> [Task]: Return each line of the entries that mentions the word "Account".

[Opening Data to process section]

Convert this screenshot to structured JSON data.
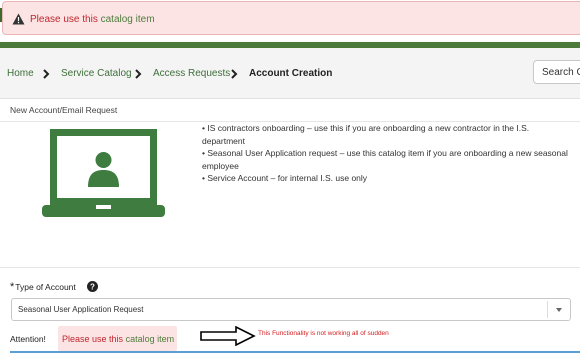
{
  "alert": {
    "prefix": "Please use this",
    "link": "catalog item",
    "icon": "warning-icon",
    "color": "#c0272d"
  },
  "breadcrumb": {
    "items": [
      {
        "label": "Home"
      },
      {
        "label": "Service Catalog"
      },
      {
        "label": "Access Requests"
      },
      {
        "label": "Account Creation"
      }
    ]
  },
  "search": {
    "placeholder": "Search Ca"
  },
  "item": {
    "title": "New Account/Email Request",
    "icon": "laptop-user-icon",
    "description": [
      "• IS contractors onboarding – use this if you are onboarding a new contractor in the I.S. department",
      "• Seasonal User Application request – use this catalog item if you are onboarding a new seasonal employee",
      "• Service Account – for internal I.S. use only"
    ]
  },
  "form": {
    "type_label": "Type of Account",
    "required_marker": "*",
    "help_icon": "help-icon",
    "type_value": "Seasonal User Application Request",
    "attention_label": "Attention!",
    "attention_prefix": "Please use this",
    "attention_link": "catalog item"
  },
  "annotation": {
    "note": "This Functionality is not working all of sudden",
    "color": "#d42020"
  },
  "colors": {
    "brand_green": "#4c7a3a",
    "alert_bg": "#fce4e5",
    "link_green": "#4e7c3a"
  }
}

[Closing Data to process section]

> [Answer below]:
        "label": "Account Creation"
    "title": "New Account/Email Request",
      "• Service Account – for internal I.S. use only"
    "type_label": "Type of Account",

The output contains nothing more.